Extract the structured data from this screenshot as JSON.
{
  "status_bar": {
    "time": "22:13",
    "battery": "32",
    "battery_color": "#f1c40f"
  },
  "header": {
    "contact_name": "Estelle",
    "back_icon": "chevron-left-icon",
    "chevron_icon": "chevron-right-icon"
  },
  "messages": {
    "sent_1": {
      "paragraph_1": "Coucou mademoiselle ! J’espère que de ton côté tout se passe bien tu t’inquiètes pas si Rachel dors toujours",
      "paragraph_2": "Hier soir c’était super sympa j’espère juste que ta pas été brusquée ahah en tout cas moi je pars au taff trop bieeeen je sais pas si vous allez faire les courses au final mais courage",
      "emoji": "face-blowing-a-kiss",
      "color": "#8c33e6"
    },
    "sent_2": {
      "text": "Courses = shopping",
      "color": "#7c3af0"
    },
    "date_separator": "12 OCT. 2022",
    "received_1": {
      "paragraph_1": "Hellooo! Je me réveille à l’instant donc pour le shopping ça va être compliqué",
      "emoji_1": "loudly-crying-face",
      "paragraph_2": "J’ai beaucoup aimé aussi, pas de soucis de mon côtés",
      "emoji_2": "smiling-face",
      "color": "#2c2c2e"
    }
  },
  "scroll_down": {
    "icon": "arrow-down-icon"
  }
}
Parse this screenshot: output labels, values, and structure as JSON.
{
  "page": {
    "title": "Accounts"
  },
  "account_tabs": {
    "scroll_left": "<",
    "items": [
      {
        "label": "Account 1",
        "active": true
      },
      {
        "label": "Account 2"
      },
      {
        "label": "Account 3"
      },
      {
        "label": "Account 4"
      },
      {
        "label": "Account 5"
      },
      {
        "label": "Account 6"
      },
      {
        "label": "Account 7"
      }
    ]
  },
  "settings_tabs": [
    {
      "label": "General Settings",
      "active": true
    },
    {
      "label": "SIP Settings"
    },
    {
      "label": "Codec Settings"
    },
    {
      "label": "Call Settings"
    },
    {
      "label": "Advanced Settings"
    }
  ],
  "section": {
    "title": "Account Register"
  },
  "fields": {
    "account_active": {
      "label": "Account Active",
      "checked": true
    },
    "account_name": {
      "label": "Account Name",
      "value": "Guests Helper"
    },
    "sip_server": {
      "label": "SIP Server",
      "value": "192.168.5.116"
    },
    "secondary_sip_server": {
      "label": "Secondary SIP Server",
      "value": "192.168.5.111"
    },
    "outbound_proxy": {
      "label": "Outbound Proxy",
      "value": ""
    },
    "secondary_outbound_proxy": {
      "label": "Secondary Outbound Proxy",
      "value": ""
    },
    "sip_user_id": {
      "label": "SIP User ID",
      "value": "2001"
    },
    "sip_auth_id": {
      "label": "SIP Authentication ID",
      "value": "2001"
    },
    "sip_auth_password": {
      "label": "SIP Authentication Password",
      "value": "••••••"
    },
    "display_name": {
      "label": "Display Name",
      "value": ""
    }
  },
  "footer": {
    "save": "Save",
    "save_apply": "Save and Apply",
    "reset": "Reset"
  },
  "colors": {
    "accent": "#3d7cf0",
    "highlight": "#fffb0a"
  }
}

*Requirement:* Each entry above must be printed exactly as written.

*Exercise answer:*
Extract the structured data from this screenshot as JSON.
{
  "status_bar": {
    "time": "22:13",
    "battery": "32",
    "battery_color": "#f1c40f"
  },
  "header": {
    "contact_name": "Estelle",
    "back_icon": "chevron-left-icon",
    "chevron_icon": "chevron-right-icon"
  },
  "messages": {
    "sent_1": {
      "paragraph_1": "Coucou mademoiselle ! J’espère que de ton côté tout se passe bien tu t’inquiètes pas si Rachel dors toujours",
      "paragraph_2": "Hier soir c’était super sympa j’espère juste que ta pas été brusquée ahah en tout cas moi je pars au taff trop bieeeen je sais pas si vous allez faire les courses au final mais courage",
      "emoji": "face-blowing-a-kiss",
      "color": "#8c33e6"
    },
    "sent_2": {
      "text": "Courses = shopping",
      "color": "#7c3af0"
    },
    "date_separator": "12 OCT. 2022",
    "received_1": {
      "paragraph_1": "Hellooo! Je me réveille à l’instant donc pour le shopping ça va être compliqué",
      "emoji_1": "loudly-crying-face",
      "paragraph_2": "J’ai beaucoup aimé aussi, pas de soucis de mon côtés",
      "emoji_2": "smiling-face",
      "color": "#2c2c2e"
    }
  },
  "scroll_down": {
    "icon": "arrow-down-icon"
  }
}
Parse this screenshot: output labels, values, and structure as JSON.
{
  "page": {
    "title": "Accounts"
  },
  "account_tabs": {
    "scroll_left": "<",
    "items": [
      {
        "label": "Account 1",
        "active": true
      },
      {
        "label": "Account 2"
      },
      {
        "label": "Account 3"
      },
      {
        "label": "Account 4"
      },
      {
        "label": "Account 5"
      },
      {
        "label": "Account 6"
      },
      {
        "label": "Account 7"
      }
    ]
  },
  "settings_tabs": [
    {
      "label": "General Settings",
      "active": true
    },
    {
      "label": "SIP Settings"
    },
    {
      "label": "Codec Settings"
    },
    {
      "label": "Call Settings"
    },
    {
      "label": "Advanced Settings"
    }
  ],
  "section": {
    "title": "Account Register"
  },
  "fields": {
    "account_active": {
      "label": "Account Active",
      "checked": true
    },
    "account_name": {
      "label": "Account Name",
      "value": "Guests Helper"
    },
    "sip_server": {
      "label": "SIP Server",
      "value": "192.168.5.116"
    },
    "secondary_sip_server": {
      "label": "Secondary SIP Server",
      "value": "192.168.5.111"
    },
    "outbound_proxy": {
      "label": "Outbound Proxy",
      "value": ""
    },
    "secondary_outbound_proxy": {
      "label": "Secondary Outbound Proxy",
      "value": ""
    },
    "sip_user_id": {
      "label": "SIP User ID",
      "value": "2001"
    },
    "sip_auth_id": {
      "label": "SIP Authentication ID",
      "value": "2001"
    },
    "sip_auth_password": {
      "label": "SIP Authentication Password",
      "value": "••••••"
    },
    "display_name": {
      "label": "Display Name",
      "value": ""
    }
  },
  "footer": {
    "save": "Save",
    "save_apply": "Save and Apply",
    "reset": "Reset"
  },
  "colors": {
    "accent": "#3d7cf0",
    "highlight": "#fffb0a"
  }
}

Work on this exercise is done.